Gem and Diamond Workers

Fabricate, finish, or evaluate the quality of gems and diamonds used in jewelry or industrial tools.

Median Annual Wage: $36,870

Education: High school diploma or equivalent (58%); Bachelor's degree (19%); Post-secondary certificate (15%)

Projected Growth: Decline (-3% or lower)

Related Job Titles: Diamond Cutter; Lapidarist; Diamond Setter; Gemologist; Quality Control Specialist; Diamond Picker; Facetor; Diamond Grader; Diamond Polisher; Diamond Sawer

Browse Job Listings

Browse Schools

Source: O*NET OnLine information for Gem and Diamond Workers.

More Production Careers

  • Assign polish, symmetry, and clarity grades to stones, according to established grading systems.
  • Estimate wholesale and retail value of gems, following pricing guides, market fluctuations, and other relevant economic factors.
  • Examine gem surfaces and internal structures, using polariscopes, refractometers, microscopes, and other optical instruments, to differentiate between stones, to identify rare specimens, or to detect flaws, defects, or peculiarities affecting gem values.
  • Identify and document stones' clarity characteristics, using plot diagrams.
  • Advise customers and others on the best use of gems to create attractive jewelry items.

Source: O*NET OnLine information for Gem and Diamond Workers.

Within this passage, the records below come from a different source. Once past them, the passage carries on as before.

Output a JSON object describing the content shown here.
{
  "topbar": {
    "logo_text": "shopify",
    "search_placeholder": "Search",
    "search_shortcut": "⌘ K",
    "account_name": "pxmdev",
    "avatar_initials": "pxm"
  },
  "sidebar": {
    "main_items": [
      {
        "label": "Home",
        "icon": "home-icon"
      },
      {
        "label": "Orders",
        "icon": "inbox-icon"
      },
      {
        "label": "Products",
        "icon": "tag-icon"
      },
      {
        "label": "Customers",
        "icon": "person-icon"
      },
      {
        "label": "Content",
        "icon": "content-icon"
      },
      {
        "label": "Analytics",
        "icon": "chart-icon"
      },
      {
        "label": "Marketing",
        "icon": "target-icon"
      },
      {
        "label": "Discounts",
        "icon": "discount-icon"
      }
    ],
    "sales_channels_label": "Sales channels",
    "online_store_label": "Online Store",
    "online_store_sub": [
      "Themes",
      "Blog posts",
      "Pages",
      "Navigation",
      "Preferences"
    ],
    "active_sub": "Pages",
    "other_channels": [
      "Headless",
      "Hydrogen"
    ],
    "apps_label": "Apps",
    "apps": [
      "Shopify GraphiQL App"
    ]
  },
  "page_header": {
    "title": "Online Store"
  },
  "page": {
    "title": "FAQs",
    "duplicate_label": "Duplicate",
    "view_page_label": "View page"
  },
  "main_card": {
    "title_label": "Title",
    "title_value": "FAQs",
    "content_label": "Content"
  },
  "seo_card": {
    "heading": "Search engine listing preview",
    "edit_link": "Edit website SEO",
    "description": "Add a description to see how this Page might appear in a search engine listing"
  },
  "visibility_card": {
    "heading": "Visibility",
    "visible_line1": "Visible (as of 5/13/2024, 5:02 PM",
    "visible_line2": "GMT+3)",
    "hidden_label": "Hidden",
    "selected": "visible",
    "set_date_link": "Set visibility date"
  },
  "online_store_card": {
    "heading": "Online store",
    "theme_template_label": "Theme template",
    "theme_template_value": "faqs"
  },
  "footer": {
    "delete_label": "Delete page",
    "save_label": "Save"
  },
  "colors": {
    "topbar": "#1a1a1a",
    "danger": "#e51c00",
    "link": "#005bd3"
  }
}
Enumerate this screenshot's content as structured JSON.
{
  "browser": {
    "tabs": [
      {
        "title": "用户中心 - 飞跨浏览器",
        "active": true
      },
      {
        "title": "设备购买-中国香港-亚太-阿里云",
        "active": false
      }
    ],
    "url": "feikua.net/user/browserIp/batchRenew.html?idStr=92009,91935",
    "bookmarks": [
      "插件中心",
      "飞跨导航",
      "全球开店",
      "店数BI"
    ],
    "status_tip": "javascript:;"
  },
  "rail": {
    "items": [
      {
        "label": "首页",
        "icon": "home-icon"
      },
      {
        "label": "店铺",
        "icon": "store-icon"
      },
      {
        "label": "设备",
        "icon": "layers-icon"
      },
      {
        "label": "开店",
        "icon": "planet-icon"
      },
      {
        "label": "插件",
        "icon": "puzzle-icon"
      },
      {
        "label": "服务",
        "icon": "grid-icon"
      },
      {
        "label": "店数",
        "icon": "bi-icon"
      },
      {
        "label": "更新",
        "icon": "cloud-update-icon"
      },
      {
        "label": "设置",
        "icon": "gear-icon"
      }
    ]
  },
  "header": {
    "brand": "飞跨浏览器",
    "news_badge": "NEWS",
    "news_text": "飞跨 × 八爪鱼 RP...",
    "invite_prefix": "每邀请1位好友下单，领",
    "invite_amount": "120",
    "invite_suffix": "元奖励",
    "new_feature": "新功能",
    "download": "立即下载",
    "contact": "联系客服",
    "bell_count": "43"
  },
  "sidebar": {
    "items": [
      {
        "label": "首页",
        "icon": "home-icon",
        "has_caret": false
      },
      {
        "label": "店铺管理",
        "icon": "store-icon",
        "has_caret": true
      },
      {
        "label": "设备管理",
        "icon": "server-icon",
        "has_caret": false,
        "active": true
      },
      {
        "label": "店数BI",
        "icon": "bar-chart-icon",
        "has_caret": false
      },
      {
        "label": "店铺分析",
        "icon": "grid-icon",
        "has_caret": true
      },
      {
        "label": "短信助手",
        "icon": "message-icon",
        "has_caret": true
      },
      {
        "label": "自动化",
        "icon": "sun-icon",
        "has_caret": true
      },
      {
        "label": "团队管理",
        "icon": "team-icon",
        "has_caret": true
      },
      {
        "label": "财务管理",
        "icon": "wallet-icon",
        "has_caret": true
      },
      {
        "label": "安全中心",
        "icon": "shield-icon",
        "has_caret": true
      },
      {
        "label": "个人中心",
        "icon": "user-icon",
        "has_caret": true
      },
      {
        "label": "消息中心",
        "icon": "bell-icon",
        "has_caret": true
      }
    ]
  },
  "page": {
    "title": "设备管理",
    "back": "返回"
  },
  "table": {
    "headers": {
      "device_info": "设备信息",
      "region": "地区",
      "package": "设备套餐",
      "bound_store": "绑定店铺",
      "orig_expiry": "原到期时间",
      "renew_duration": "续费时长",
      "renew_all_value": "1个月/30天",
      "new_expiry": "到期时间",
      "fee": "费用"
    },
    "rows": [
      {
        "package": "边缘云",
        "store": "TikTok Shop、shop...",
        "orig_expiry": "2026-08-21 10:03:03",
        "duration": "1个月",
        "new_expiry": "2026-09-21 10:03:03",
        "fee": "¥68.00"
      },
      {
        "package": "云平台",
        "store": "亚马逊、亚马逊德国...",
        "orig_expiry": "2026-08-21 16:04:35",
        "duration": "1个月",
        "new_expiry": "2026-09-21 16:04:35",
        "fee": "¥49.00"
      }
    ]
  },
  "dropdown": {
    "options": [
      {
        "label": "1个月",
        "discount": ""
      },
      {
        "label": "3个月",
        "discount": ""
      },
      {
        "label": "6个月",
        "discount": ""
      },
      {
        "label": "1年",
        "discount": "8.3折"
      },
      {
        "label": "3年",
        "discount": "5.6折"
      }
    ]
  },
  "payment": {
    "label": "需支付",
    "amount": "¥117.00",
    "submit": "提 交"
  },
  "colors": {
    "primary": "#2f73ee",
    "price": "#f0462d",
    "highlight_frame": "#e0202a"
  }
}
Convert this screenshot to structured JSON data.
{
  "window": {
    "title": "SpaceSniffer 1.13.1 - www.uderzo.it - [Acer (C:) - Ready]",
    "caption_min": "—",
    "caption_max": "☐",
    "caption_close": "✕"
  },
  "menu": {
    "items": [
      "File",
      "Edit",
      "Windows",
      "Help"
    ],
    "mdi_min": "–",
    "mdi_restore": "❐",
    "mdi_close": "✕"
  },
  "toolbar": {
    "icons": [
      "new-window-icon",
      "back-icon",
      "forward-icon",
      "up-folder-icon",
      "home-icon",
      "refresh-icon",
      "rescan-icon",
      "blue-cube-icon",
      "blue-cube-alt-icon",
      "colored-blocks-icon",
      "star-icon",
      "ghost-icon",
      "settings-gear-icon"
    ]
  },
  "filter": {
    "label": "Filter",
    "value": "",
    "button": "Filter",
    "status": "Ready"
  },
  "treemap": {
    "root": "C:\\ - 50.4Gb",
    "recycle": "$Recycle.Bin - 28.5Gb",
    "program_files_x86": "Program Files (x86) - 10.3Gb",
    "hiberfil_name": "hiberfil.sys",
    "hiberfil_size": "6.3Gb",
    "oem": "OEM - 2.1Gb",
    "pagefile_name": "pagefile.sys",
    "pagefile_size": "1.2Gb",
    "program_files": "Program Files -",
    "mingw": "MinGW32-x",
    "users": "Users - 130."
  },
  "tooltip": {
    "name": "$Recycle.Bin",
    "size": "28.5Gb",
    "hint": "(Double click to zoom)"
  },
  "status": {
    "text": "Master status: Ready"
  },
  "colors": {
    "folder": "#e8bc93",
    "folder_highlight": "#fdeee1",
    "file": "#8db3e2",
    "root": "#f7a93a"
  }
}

  • Active Listening - Giving full attention to what other people are saying, taking time to understand the points being made, asking questions as appropriate, and not interrupting at inappropriate times.
  • Speaking - Talking to others to convey information effectively.
  • Critical Thinking - Using logic and reasoning to identify the strengths and weaknesses of alternative solutions, conclusions or approaches to problems.
  • Monitoring - Monitoring/Assessing performance of yourself, other individuals, or organizations to make improvements or take corrective action.
  • Reading Comprehension - Understanding written sentences and paragraphs in work related documents.
  • Judgment and Decision Making - Considering the relative costs and benefits of potential actions to choose the most appropriate one.
  • Social Perceptiveness - Being aware of others' reactions and understanding why they react as they do.
  • Service Orientation - Actively looking for ways to help people.
  • Operation Monitoring - Watching gauges, dials, or other indicators to make sure a machine is working properly.

Source: O*NET OnLine information for Gem and Diamond Workers.

Search Local Job Listings